SINGAPORE - Singapore's canoeists are undergoing high-altitude training ahead of the Nov 4-7 Asian Canoe Sprint Championships in Palembang - except they are working their lungs hard right here in Singapore, where much of the land is less than 15m above sea level.
The 13 athletes are currently living in an altitude house at the Singapore Sports Institute (SSI), which simulates a high-altitude environment using compressors. The facility at the Singapore Sports Hub opened its doors early this month, and the canoeists first moved in on Oct 7. It has four rooms, and can house up to 16 people at one time.
Aside from training two to four times daily at the nearby Kallang Water Sports Centre, the athletes spend much of their free time in the altitude house, which is set to mimic the atmosphere at an elevation of around 2,500m and has oxygen levels of 15.6 per cent, compared to 20.9 per cent in the regular air that we breathe.
The canoeists are encouraged to clock 10 to 12 hours in the house daily to ensure maximum effectiveness.
Dr Frankie Tan, head of the SSI's Sports Science Centre, said this set-up allows the athletes to adopt a "live-high, train low" philosophy, which means athletes' training programme will not be disrupted, as some have to reduce their workload when training at high altitude.
He added: "There is an element of risk, but many of the top Asian countries will use the meet to try and qualify for the Olympics. So our athletes have nothing to lose, and they thought, 'Let's go all out'."
The canoeists will stay in the altitude house until they depart for Palembang on Nov 1.

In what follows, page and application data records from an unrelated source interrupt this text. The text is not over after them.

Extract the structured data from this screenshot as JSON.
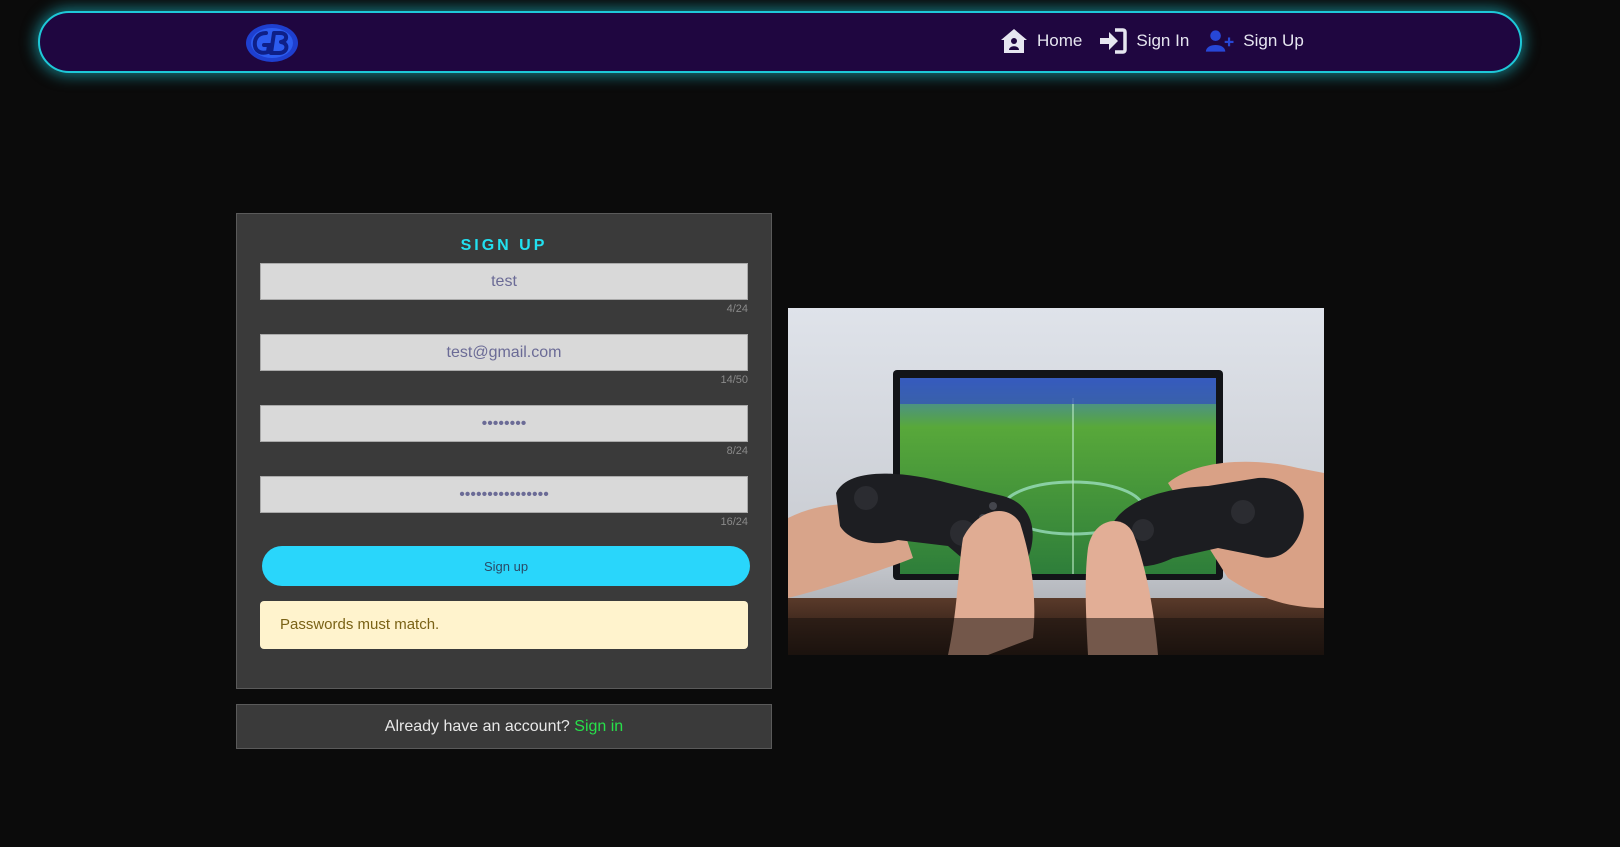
{
  "navbar": {
    "logo_icon": "gb-logo-icon",
    "items": [
      {
        "label": "Home",
        "icon": "home-icon"
      },
      {
        "label": "Sign In",
        "icon": "sign-in-icon"
      },
      {
        "label": "Sign Up",
        "icon": "user-plus-icon"
      }
    ]
  },
  "form": {
    "title": "SIGN UP",
    "fields": [
      {
        "value": "test",
        "type": "text",
        "counter": "4/24"
      },
      {
        "value": "test@gmail.com",
        "type": "email",
        "counter": "14/50"
      },
      {
        "value": "••••••••",
        "type": "password",
        "counter": "8/24"
      },
      {
        "value": "••••••••••••••••",
        "type": "password",
        "counter": "16/24"
      }
    ],
    "submit_label": "Sign up",
    "error_message": "Passwords must match."
  },
  "signin_prompt": {
    "text": "Already have an account?",
    "link": "Sign in"
  },
  "image": {
    "subject": "gaming-controllers-photo"
  },
  "colors": {
    "accent_cyan": "#22e0f0",
    "navbar_bg": "#1f0640",
    "button_bg": "#29d6fb",
    "link_green": "#27e04a",
    "alert_bg": "#fff3cd"
  }
}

An environmental chamber is also being built next to the altitude house. This new facility, which Dr Tan said will be ready soon, allows athletes to train at altitudes of up to 5,000m.
This high-tech set-up has already enticed top foreign athletes.
Dr Tan revealed that six German swimmers have already signed up to use the facility next March. Singapore cyclist Dinah Chan is also expected to live in the altitude house in December.
Suzanne Seah, a gold medallist at June's Singapore SEA Games, said: "So far it's been pretty good for me, although some of my team-mates said they had difficulty sleeping.
"Training wise, I can't say for sure it's down to the altitude house, but it seems much easier to hold top speed for a longer time, especially during the longer sets that we do."